TensorFlow computation graphs are powerful but complicated. The graph visualization can help you understand and debug them. Here's an example of the visualization at work.
Visualization of a TensorFlow graph.
To see your own graph, run TensorBoard pointing it to the log directory of the job, click on the graph tab on the top pane and select the appropriate run using the menu at the upper left corner. For in depth information on how to run TensorBoard and make sure you are logging all the necessary information, see Summaries and TensorBoard.
Typical TensorFlow graphs can have many thousands of nodes--far too many to see
easily all at once, or even to lay out using standard graph tools. To simplify,
variable names can be scoped and the visualization uses this information to
define a hierarchy on the nodes in the graph. By default, only the top of this
hierarchy is shown. Here is an example that defines three operations under the
hidden name scope using
import tensorflow as tf with tf.name_scope('hidden') as scope: a = tf.constant(5, name='alpha') W = tf.Variable(tf.random_uniform([1, 2], -1.0, 1.0), name='weights') b = tf.Variable(tf.zeros(), name='biases')
This results in the following three op names:
By default, the visualization will collapse all three into a node labeled
The extra detail isn't lost. You can double-click, or click
on the orange

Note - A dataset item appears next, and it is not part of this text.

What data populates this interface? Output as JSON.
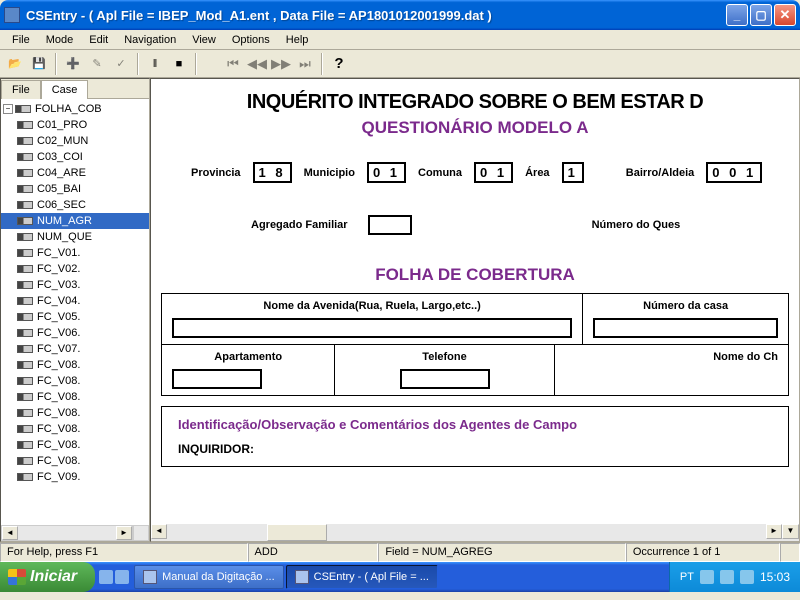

+ sign in the top right to expand the node, and then you'll see
three subnodes for
Here's a real-life example of a more complicated node in its initial and expanded states.
Initial view of top-level name scope
Expanded view of
Grouping nodes by name scopes is critical to making a legible graph. If you're building a model, name scopes give you control over the resulting visualization. The better your name scopes, the better your visualization.
The figure above illustrates a second aspect of the visualization. TensorFlow
graphs have two kinds of connections: data dependencies and control
dependencies. Data dependencies show the flow of tensors between two ops and
are shown as solid arrows, while control dependencies use dotted lines. In the
expanded view (right side of the figure above) all the connections are data
dependencies with the exception of the dotted line connecting
There's a second trick to simplifying the layout. Most TensorFlow graphs have a
few nodes with many connections to other nodes. For example, many nodes might
have a control dependencies on an initialization step. Drawing all edges
init node and its dependencies would create a very cluttered
To reduce clutter, the visualization separates out all high-degree nodes to an auxiliary area on the right and doesn't draw lines to represent their edges. Instead of lines, we draw small node icons to indicate the connections. Separating out the auxiliary nodes typically doesn't remove critical information since these nodes are usually related to bookkeeping functions.
One last structural simplification is series collapsing. Sequential motifs--that is, nodes whose names differ by a number at the end and have isomorphic structures--are collapsed into a single stack of nodes, as shown below. For networks with long sequences, this greatly simplifies the view. As with hierarchical nodes, double-clicking expands the series.
|A collapsed view of a node sequence.||A small piece of the expanded view, after double-click.|
Finally, as one last aid to legibility, the visualization uses special icons for constants and summary nodes. To summarize, here's a table of node symbols:
|High-level node representing a name scope. Double-click to expand a high-level node.|
|Sequence of numbered nodes that are not connected to each other.|
|Sequence of numbered nodes that are connected to each other.|
|An individual operation node.|
|A summary node.|
|Edge showing the data flow between operations.|
|Edge showing the control dependency between operations.|
|A reference edge showing that the outgoing operation node can mutate the incoming tensor.|
Navigate the graph by panning and zooming. Click and drag to pan, and use a
scroll gesture to zoom. Double-click on a node, or click on its
+ button, to
expand a name scope that represents a group of operations. To easily keep
track of the current viewpoint when zooming and panning, there is a minimap in
the bottom right corner.
To close an open node, double-click it again or click its
- button. You can
also click once to select a node. It will turn a darker color, and details
about it and the nodes it connects to will appear in the info card at upper
right corner of the visualization.
Info card showing detailed information for the
Info card showing detailed information for the
Selection can also be helpful in understanding high-degree nodes. Select any high-degree node, and the corresponding node icons for its other connections will be selected as well. This makes it easy, for example, to see which nodes are being saved--and which aren't.
Clicking on a node name in the info card will select it. If necessary, the viewpoint will automatically pan so that the node is visible.
Finally, you can choose two color schemes for your graph, using the color menu above the legend. The default Structure View shows structure: when two high-level nodes have the same structure, they appear in the same color of the rainbow. Uniquely structured nodes are gray. There's a second view, which shows what device the different operations run on. Name scopes are colored proportionally to the fraction of devices for the operations inside them.
The images below give an illustration for a piece of a real-life graph.
Structure view: The gray nodes have unique structure. The orange
||Device view: Name scopes are colored proportionally to the fraction of devices of the operation nodes inside them. Here, purple means GPU and the green is CPU.|